VIENNA (Reuters) - Gun maker Gaston Glock, one of Austria’s most famous and reclusive tycoons, will have to pay his ex-wife alimony no matter how high her own income, a top court has ruled.
The Austrian Supreme Court’s verdict hands Helga Glock at least partial victory in a running legal battle over the wealth of the 84-year-old billionaire who divorced her in 2011 and has since married a woman more than 50 years his junior.
In a ruling sent to the parties this week, the court overturned rulings by two lower courts that Helga Glock did not deserve alimony, given her own high income, court spokesman Christoph Brenn said on Friday.
The Supreme Court ruled “there is no so-called ‘luxury’ limit for alimony,” Brenn said. “The court of first instance now has to deal with this issue and has to determine the income of Mr Glock,” he added.
Helga Glock, in her 70s according to Austrian media, has been pursuing her former husband, who invented the Glock handguns used by police and military around the world, in courts in Austria and the United States. They split after 49 years of marriage.
U.S. court records show she is seeking to identify assets from the time of the marriage, get support payments based on his global income, and recover shares in Glock GmbH, of which she was once a part-owner.

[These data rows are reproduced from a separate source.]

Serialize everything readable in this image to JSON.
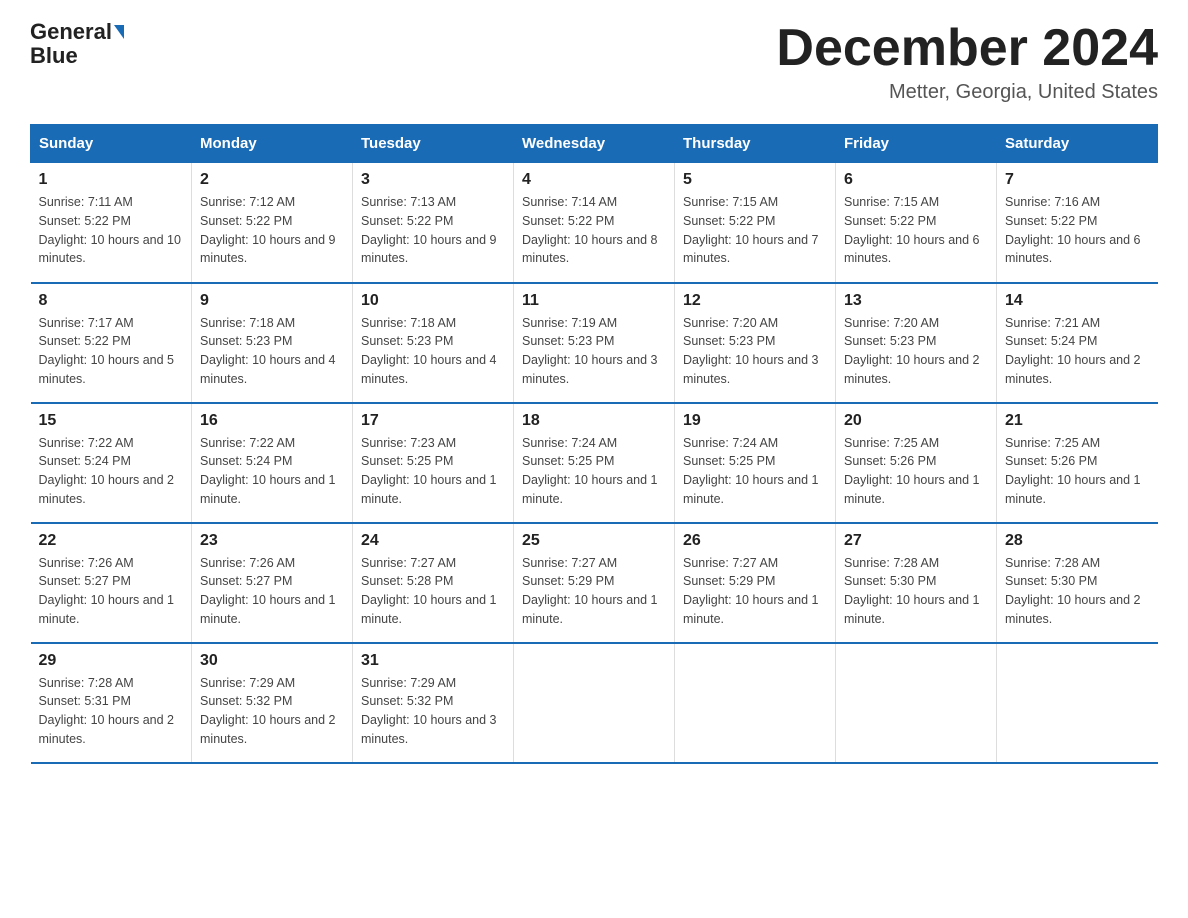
{
  "logo": {
    "text_general": "General",
    "text_blue": "Blue"
  },
  "title": "December 2024",
  "location": "Metter, Georgia, United States",
  "days_of_week": [
    "Sunday",
    "Monday",
    "Tuesday",
    "Wednesday",
    "Thursday",
    "Friday",
    "Saturday"
  ],
  "weeks": [
    [
      {
        "day": "1",
        "sunrise": "7:11 AM",
        "sunset": "5:22 PM",
        "daylight": "10 hours and 10 minutes."
      },
      {
        "day": "2",
        "sunrise": "7:12 AM",
        "sunset": "5:22 PM",
        "daylight": "10 hours and 9 minutes."
      },
      {
        "day": "3",
        "sunrise": "7:13 AM",
        "sunset": "5:22 PM",
        "daylight": "10 hours and 9 minutes."
      },
      {
        "day": "4",
        "sunrise": "7:14 AM",
        "sunset": "5:22 PM",
        "daylight": "10 hours and 8 minutes."
      },
      {
        "day": "5",
        "sunrise": "7:15 AM",
        "sunset": "5:22 PM",
        "daylight": "10 hours and 7 minutes."
      },
      {
        "day": "6",
        "sunrise": "7:15 AM",
        "sunset": "5:22 PM",
        "daylight": "10 hours and 6 minutes."
      },
      {
        "day": "7",
        "sunrise": "7:16 AM",
        "sunset": "5:22 PM",
        "daylight": "10 hours and 6 minutes."
      }
    ],
    [
      {
        "day": "8",
        "sunrise": "7:17 AM",
        "sunset": "5:22 PM",
        "daylight": "10 hours and 5 minutes."
      },
      {
        "day": "9",
        "sunrise": "7:18 AM",
        "sunset": "5:23 PM",
        "daylight": "10 hours and 4 minutes."
      },
      {
        "day": "10",
        "sunrise": "7:18 AM",
        "sunset": "5:23 PM",
        "daylight": "10 hours and 4 minutes."
      },
      {
        "day": "11",
        "sunrise": "7:19 AM",
        "sunset": "5:23 PM",
        "daylight": "10 hours and 3 minutes."
      },
      {
        "day": "12",
        "sunrise": "7:20 AM",
        "sunset": "5:23 PM",
        "daylight": "10 hours and 3 minutes."
      },
      {
        "day": "13",
        "sunrise": "7:20 AM",
        "sunset": "5:23 PM",
        "daylight": "10 hours and 2 minutes."
      },
      {
        "day": "14",
        "sunrise": "7:21 AM",
        "sunset": "5:24 PM",
        "daylight": "10 hours and 2 minutes."
      }
    ],
    [
      {
        "day": "15",
        "sunrise": "7:22 AM",
        "sunset": "5:24 PM",
        "daylight": "10 hours and 2 minutes."
      },
      {
        "day": "16",
        "sunrise": "7:22 AM",
        "sunset": "5:24 PM",
        "daylight": "10 hours and 1 minute."
      },
      {
        "day": "17",
        "sunrise": "7:23 AM",
        "sunset": "5:25 PM",
        "daylight": "10 hours and 1 minute."
      },
      {
        "day": "18",
        "sunrise": "7:24 AM",
        "sunset": "5:25 PM",
        "daylight": "10 hours and 1 minute."
      },
      {
        "day": "19",
        "sunrise": "7:24 AM",
        "sunset": "5:25 PM",
        "daylight": "10 hours and 1 minute."
      },
      {
        "day": "20",
        "sunrise": "7:25 AM",
        "sunset": "5:26 PM",
        "daylight": "10 hours and 1 minute."
      },
      {
        "day": "21",
        "sunrise": "7:25 AM",
        "sunset": "5:26 PM",
        "daylight": "10 hours and 1 minute."
      }
    ],
    [
      {
        "day": "22",
        "sunrise": "7:26 AM",
        "sunset": "5:27 PM",
        "daylight": "10 hours and 1 minute."
      },
      {
        "day": "23",
        "sunrise": "7:26 AM",
        "sunset": "5:27 PM",
        "daylight": "10 hours and 1 minute."
      },
      {
        "day": "24",
        "sunrise": "7:27 AM",
        "sunset": "5:28 PM",
        "daylight": "10 hours and 1 minute."
      },
      {
        "day": "25",
        "sunrise": "7:27 AM",
        "sunset": "5:29 PM",
        "daylight": "10 hours and 1 minute."
      },
      {
        "day": "26",
        "sunrise": "7:27 AM",
        "sunset": "5:29 PM",
        "daylight": "10 hours and 1 minute."
      },
      {
        "day": "27",
        "sunrise": "7:28 AM",
        "sunset": "5:30 PM",
        "daylight": "10 hours and 1 minute."
      },
      {
        "day": "28",
        "sunrise": "7:28 AM",
        "sunset": "5:30 PM",
        "daylight": "10 hours and 2 minutes."
      }
    ],
    [
      {
        "day": "29",
        "sunrise": "7:28 AM",
        "sunset": "5:31 PM",
        "daylight": "10 hours and 2 minutes."
      },
      {
        "day": "30",
        "sunrise": "7:29 AM",
        "sunset": "5:32 PM",
        "daylight": "10 hours and 2 minutes."
      },
      {
        "day": "31",
        "sunrise": "7:29 AM",
        "sunset": "5:32 PM",
        "daylight": "10 hours and 3 minutes."
      },
      null,
      null,
      null,
      null
    ]
  ],
  "labels": {
    "sunrise": "Sunrise:",
    "sunset": "Sunset:",
    "daylight": "Daylight:"
  }
}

The records say Mrs Glock wants to track down property that she contends was transferred into “illusory trusts”.
Reporting by Michael Shields; Editing by Robin Pomeroy